(Your goal): Please report each line in the material below that includes "اطلاعات".

(Material for this exercise):
#####

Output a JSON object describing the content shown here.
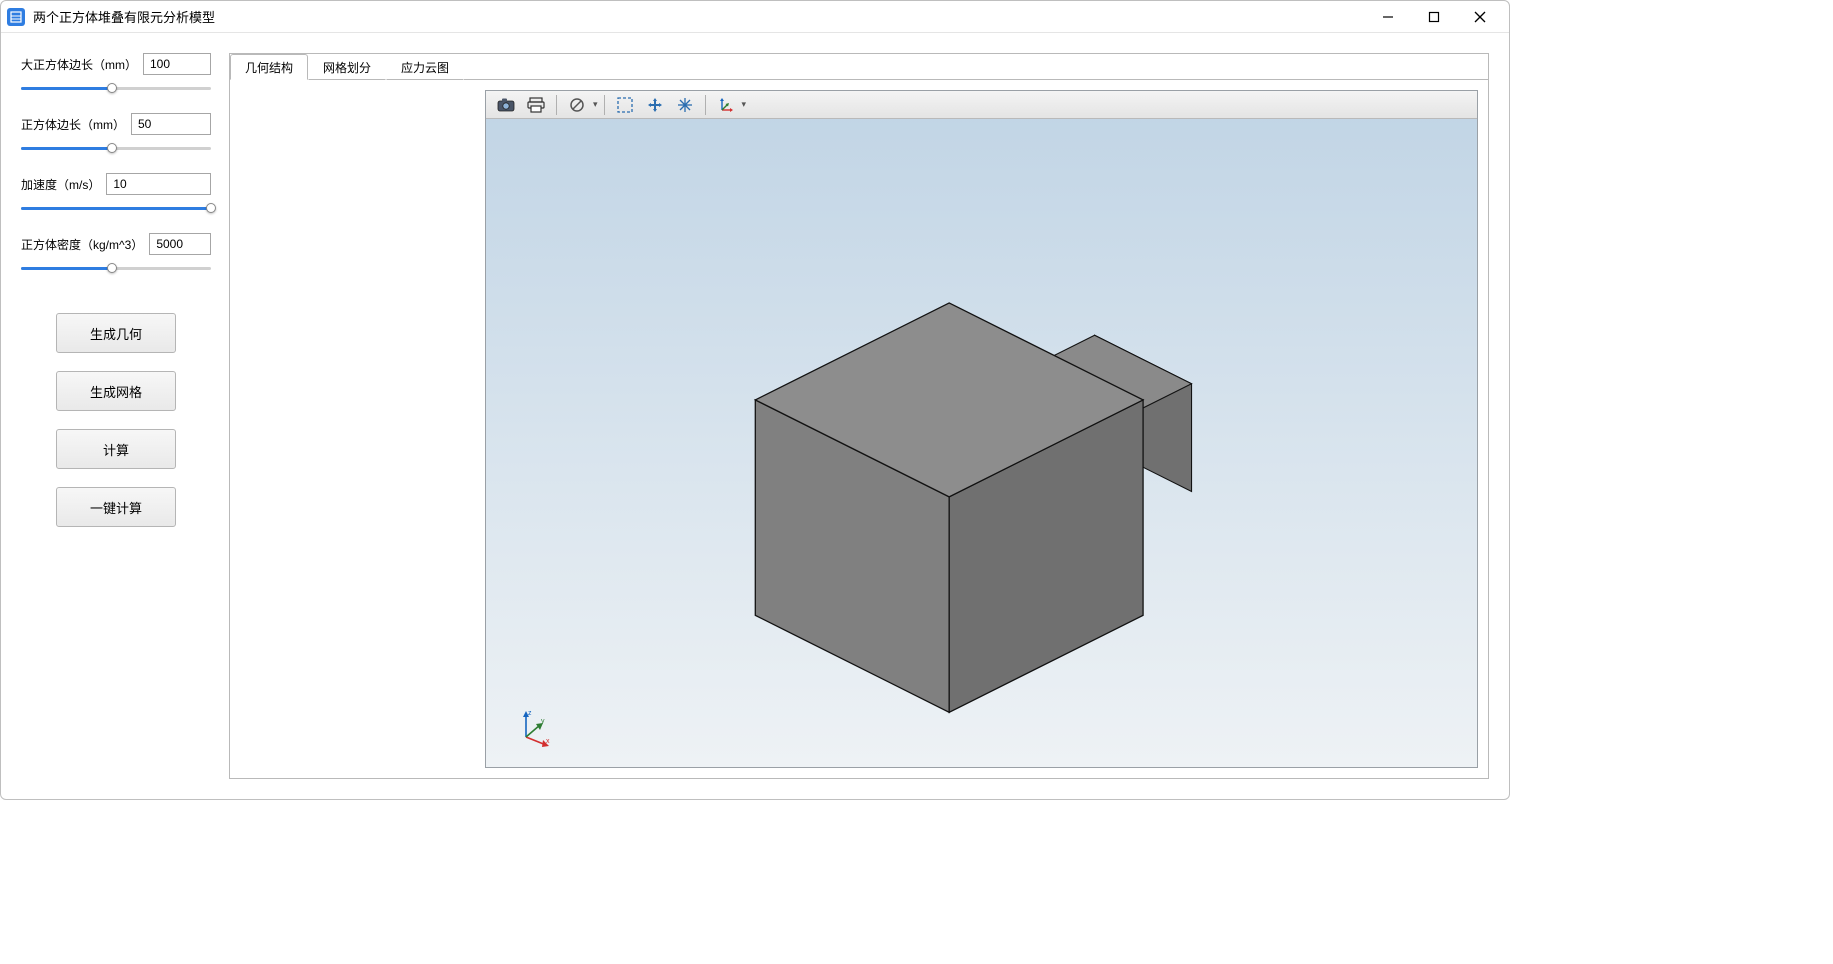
{
  "window": {
    "title": "两个正方体堆叠有限元分析模型"
  },
  "params": {
    "big_cube": {
      "label": "大正方体边长（mm）",
      "value": "100",
      "fill_pct": 48
    },
    "cube": {
      "label": "正方体边长（mm）",
      "value": "50",
      "fill_pct": 48
    },
    "accel": {
      "label": "加速度（m/s）",
      "value": "10",
      "fill_pct": 100
    },
    "density": {
      "label": "正方体密度（kg/m^3）",
      "value": "5000",
      "fill_pct": 48
    }
  },
  "buttons": {
    "gen_geom": "生成几何",
    "gen_mesh": "生成网格",
    "compute": "计算",
    "one_click": "一键计算"
  },
  "tabs": {
    "geom": "几何结构",
    "mesh": "网格划分",
    "stress": "应力云图"
  },
  "toolbar_icons": {
    "camera": "camera-icon",
    "print": "print-icon",
    "reset": "reset-icon",
    "zoom_box": "zoom-box-icon",
    "pan": "pan-icon",
    "fit": "fit-icon",
    "orient": "orient-icon"
  },
  "triad": {
    "x": "x",
    "y": "y",
    "z": "z"
  }
}
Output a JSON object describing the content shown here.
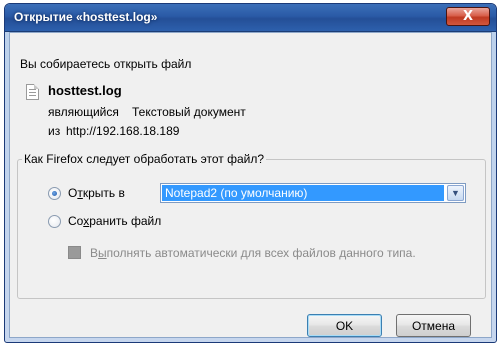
{
  "window": {
    "title": "Открытие «hosttest.log»",
    "close_label": "X"
  },
  "intro_text": "Вы собираетесь открыть файл",
  "file": {
    "name": "hosttest.log",
    "type_prefix": "являющийся",
    "type_value": "Текстовый документ",
    "source_prefix": "из",
    "source_url": "http://192.168.18.189",
    "icon": "text-file-icon"
  },
  "group": {
    "legend": "Как Firefox следует обработать этот файл?",
    "open_with": {
      "label_before": "О",
      "label_accel": "т",
      "label_after": "крыть в",
      "checked": true
    },
    "app_select": {
      "value": "Notepad2 (по умолчанию)"
    },
    "save_file": {
      "label_before": "Со",
      "label_accel": "х",
      "label_after": "ранить файл",
      "checked": false
    },
    "auto_action": {
      "label_before": "В",
      "label_accel": "ы",
      "label_after": "полнять автоматически для всех файлов данного типа.",
      "enabled": false
    }
  },
  "buttons": {
    "ok_label": "OK",
    "cancel_label": "Отмена"
  },
  "colors": {
    "titlebar": "#2a5aa6",
    "selection": "#3399ff",
    "close_button": "#c03a22"
  }
}
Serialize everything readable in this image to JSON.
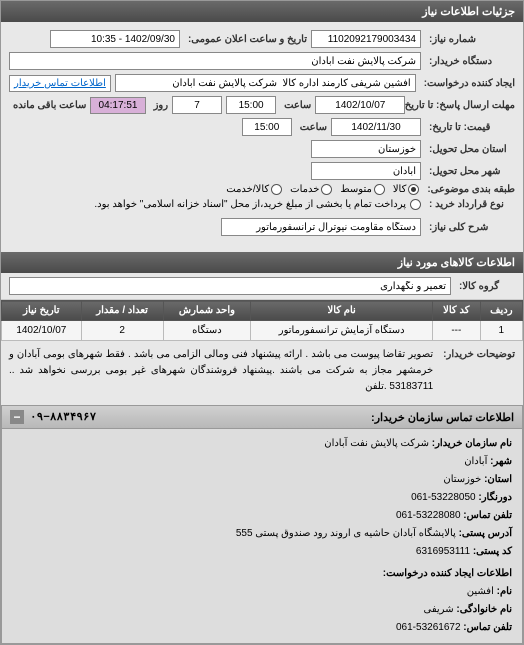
{
  "header": {
    "title": "جزئیات اطلاعات نیاز"
  },
  "form": {
    "request_no_label": "شماره نیاز:",
    "request_no": "1102092179003434",
    "announce_label": "تاریخ و ساعت اعلان عمومی:",
    "announce_value": "1402/09/30 - 10:35",
    "buyer_org_label": "دستگاه خریدار:",
    "buyer_org": "شرکت پالایش نفت آبادان",
    "creator_label": "ایجاد کننده درخواست:",
    "creator": "افشین شریفی کارمند اداره کالا  شرکت پالایش نفت آبادان",
    "contact_link": "اطلاعات تماس خریدار",
    "deadline_label": "مهلت ارسال پاسخ: تا تاریخ:",
    "deadline_date": "1402/10/07",
    "deadline_hour_label": "ساعت",
    "deadline_hour": "15:00",
    "day": "7",
    "day_label": "روز",
    "countdown": "04:17:51",
    "remain_label": "ساعت باقی مانده",
    "price_until_label": "قیمت: تا تاریخ:",
    "price_date": "1402/11/30",
    "price_hour": "15:00",
    "delivery_state_label": "استان محل تحویل:",
    "delivery_state": "خوزستان",
    "delivery_city_label": "شهر محل تحویل:",
    "delivery_city": "آبادان",
    "classification_label": "طبقه بندی موضوعی:",
    "radio_kala": "کالا",
    "radio_khadmat": "خدمات",
    "radio_kala_khadmat": "کالا/خدمت",
    "radio_avg": "متوسط",
    "contract_type_label": "نوع قرارداد خرید :",
    "contract_note": "پرداخت تمام یا بخشی از مبلغ خرید،از محل \"اسناد خزانه اسلامی\" خواهد بود.",
    "need_desc_label": "شرح کلی نیاز:",
    "need_desc": "دستگاه مقاومت نیوترال ترانسفورماتور"
  },
  "goods_section_title": "اطلاعات کالاهای مورد نیاز",
  "goods_group_label": "گروه کالا:",
  "goods_group": "تعمیر و نگهداری",
  "table": {
    "cols": [
      "ردیف",
      "کد کالا",
      "نام کالا",
      "واحد شمارش",
      "تعداد / مقدار",
      "تاریخ نیاز"
    ],
    "rows": [
      {
        "c0": "1",
        "c1": "---",
        "c2": "دستگاه آزمایش ترانسفورماتور",
        "c3": "دستگاه",
        "c4": "2",
        "c5": "1402/10/07"
      }
    ]
  },
  "buyer_notes_label": "توضیحات خریدار:",
  "buyer_notes": "تصویر تقاضا پیوست می باشد . ارائه پیشنهاد فنی ومالی الزامی می باشد . فقط شهرهای بومی آبادان و خرمشهر مجاز به شرکت می باشند .پیشنهاد فروشندگان شهرهای غیر بومی بررسی نخواهد شد .. 53183711 .تلفن",
  "contact": {
    "panel_title": "اطلاعات تماس سازمان خریدار:",
    "barcode": "۰۹−۸۸۳۴۹۶۷",
    "org_label": "نام سازمان خریدار:",
    "org": "شرکت پالایش نفت آبادان",
    "city_label": "شهر:",
    "city": "آبادان",
    "province_label": "استان:",
    "province": "خوزستان",
    "fax_label": "دورنگار:",
    "fax": "53228050-061",
    "phone_label": "تلفن تماس:",
    "phone": "53228080-061",
    "address_label": "آدرس پستی:",
    "address": "پالایشگاه آبادان حاشیه ی اروند رود صندوق پستی 555",
    "postal_label": "کد پستی:",
    "postal": "6316953111",
    "creator_section_label": "اطلاعات ایجاد کننده درخواست:",
    "name_label": "نام:",
    "name": "افشین",
    "family_label": "نام خانوادگی:",
    "family": "شریفی",
    "tel_label": "تلفن تماس:",
    "tel": "53261672-061"
  }
}
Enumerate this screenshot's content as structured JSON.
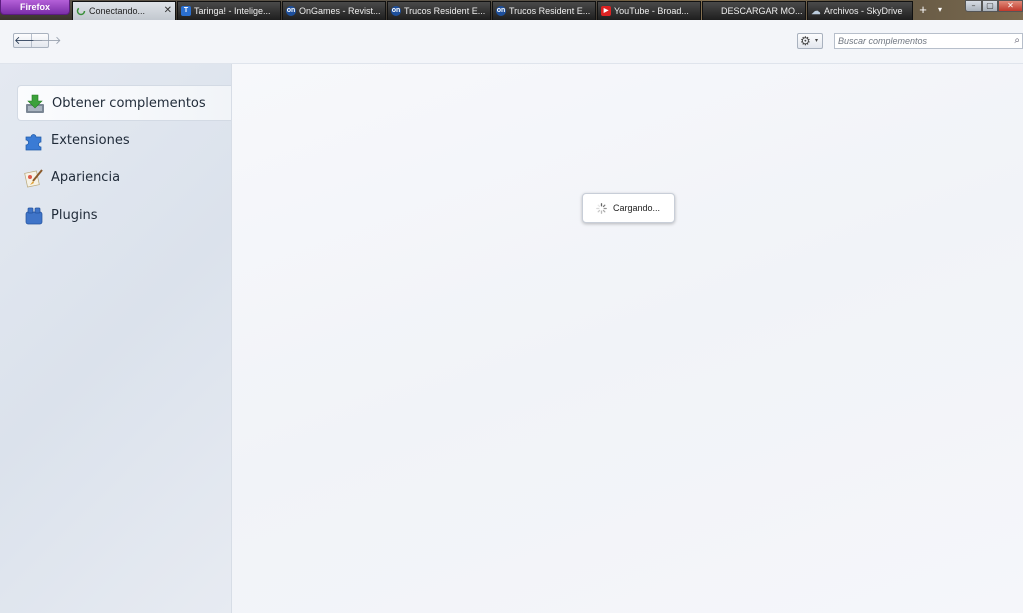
{
  "window": {
    "menu_button": "Firefox",
    "new_tab": "+",
    "tab_list": "▾",
    "min": "–",
    "max": "▢",
    "close": "✕"
  },
  "tabs": [
    {
      "label": "Conectando...",
      "active": true,
      "favicon": "loading-icon"
    },
    {
      "label": "Taringa! - Intelige...",
      "favicon": "taringa-icon",
      "glyph": "T"
    },
    {
      "label": "OnGames - Revist...",
      "favicon": "ongames-icon",
      "glyph": "on"
    },
    {
      "label": "Trucos Resident E...",
      "favicon": "ongames-icon",
      "glyph": "on"
    },
    {
      "label": "Trucos Resident E...",
      "favicon": "ongames-icon",
      "glyph": "on"
    },
    {
      "label": "YouTube - Broad...",
      "favicon": "youtube-icon",
      "glyph": "▶"
    },
    {
      "label": "DESCARGAR MO...",
      "favicon": "none"
    },
    {
      "label": "Archivos - SkyDrive",
      "favicon": "skydrive-icon",
      "glyph": "☁"
    }
  ],
  "toolbar": {
    "back": "🡐",
    "forward": "🡒",
    "gear": "⚙",
    "gear_dropdown": "▾",
    "search_placeholder": "Buscar complementos",
    "search_icon": "⌕"
  },
  "sidebar": {
    "items": [
      {
        "label": "Obtener complementos",
        "icon": "get-addons-icon",
        "selected": true
      },
      {
        "label": "Extensiones",
        "icon": "puzzle-piece-icon"
      },
      {
        "label": "Apariencia",
        "icon": "paintbrush-icon"
      },
      {
        "label": "Plugins",
        "icon": "plugin-block-icon"
      }
    ]
  },
  "main": {
    "loading_text": "Cargando..."
  },
  "colors": {
    "firefox_button": "#9a45c4",
    "sidebar_bg": "#e0e6ef",
    "main_bg": "#f4f6fa"
  }
}
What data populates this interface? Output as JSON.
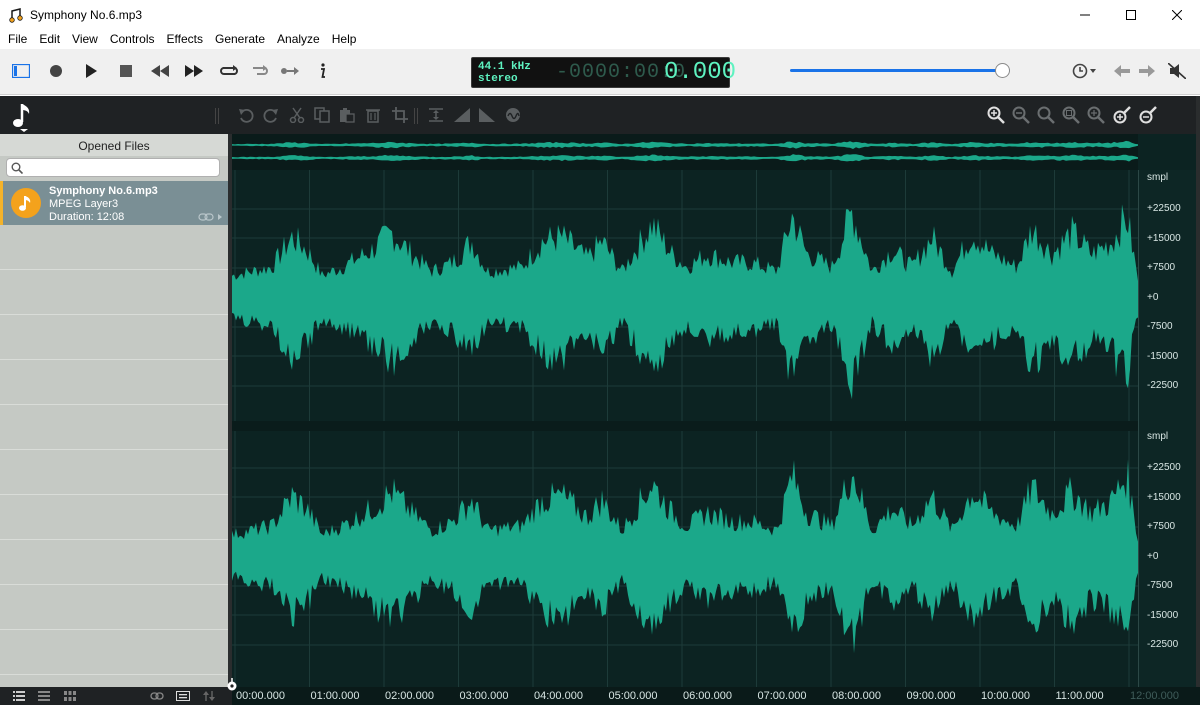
{
  "window": {
    "title": "Symphony No.6.mp3",
    "controls": {
      "minimize": "minimize-icon",
      "maximize": "maximize-icon",
      "close": "close-icon"
    }
  },
  "menu": [
    "File",
    "Edit",
    "View",
    "Controls",
    "Effects",
    "Generate",
    "Analyze",
    "Help"
  ],
  "toolbar": {
    "buttons": [
      "panel-toggle-icon",
      "record-icon",
      "play-icon",
      "stop-icon",
      "rewind-icon",
      "fast-forward-icon",
      "loop-icon",
      "repeat-icon",
      "skip-icon",
      "info-icon"
    ],
    "lcd": {
      "sample_rate": "44.1 kHz",
      "channels": "stereo",
      "time_dim": "-0000:00:0",
      "time": "0.000"
    },
    "volume_fraction": 0.97,
    "right_buttons": [
      "history-icon",
      "back-arrow-icon",
      "forward-arrow-icon",
      "mute-icon"
    ]
  },
  "edit_toolbar": {
    "buttons": [
      "undo-icon",
      "redo-icon",
      "cut-icon",
      "copy-icon",
      "paste-icon",
      "delete-icon",
      "crop-icon",
      "normalize-icon",
      "fade-in-icon",
      "fade-out-icon",
      "silence-icon"
    ],
    "zoom_buttons": [
      "zoom-in-icon",
      "zoom-out-icon",
      "zoom-fit-icon",
      "zoom-selection-icon",
      "zoom-full-icon",
      "zoom-vertical-in-icon",
      "zoom-vertical-out-icon"
    ]
  },
  "left_panel": {
    "title": "Opened Files",
    "search_placeholder": "",
    "files": [
      {
        "name": "Symphony No.6.mp3",
        "format": "MPEG Layer3",
        "duration": "Duration: 12:08"
      }
    ]
  },
  "waveform": {
    "unit": "smpl",
    "scale_labels": [
      "+22500",
      "+15000",
      "+7500",
      "+0",
      "-7500",
      "-15000",
      "-22500"
    ],
    "time_ticks": [
      "00:00.000",
      "01:00.000",
      "02:00.000",
      "03:00.000",
      "04:00.000",
      "05:00.000",
      "06:00.000",
      "07:00.000",
      "08:00.000",
      "09:00.000",
      "10:00.000",
      "11:00.000",
      "12:00.000"
    ]
  },
  "colors": {
    "accent": "#1a73e8",
    "waveform": "#1ba88a",
    "lcd_text": "#5ef2c0",
    "file_icon": "#f4a21c"
  }
}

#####

(Solution):
    "title": "جزئیات اطلاعات نیاز"
    "contact_link": "اطلاعات تماس خریدار",
  "goods_section_title": "اطلاعات کالاهای مورد نیاز",
    "panel_title": "اطلاعات تماس سازمان خریدار:",
    "creator_section_label": "اطلاعات ایجاد کننده درخواست:",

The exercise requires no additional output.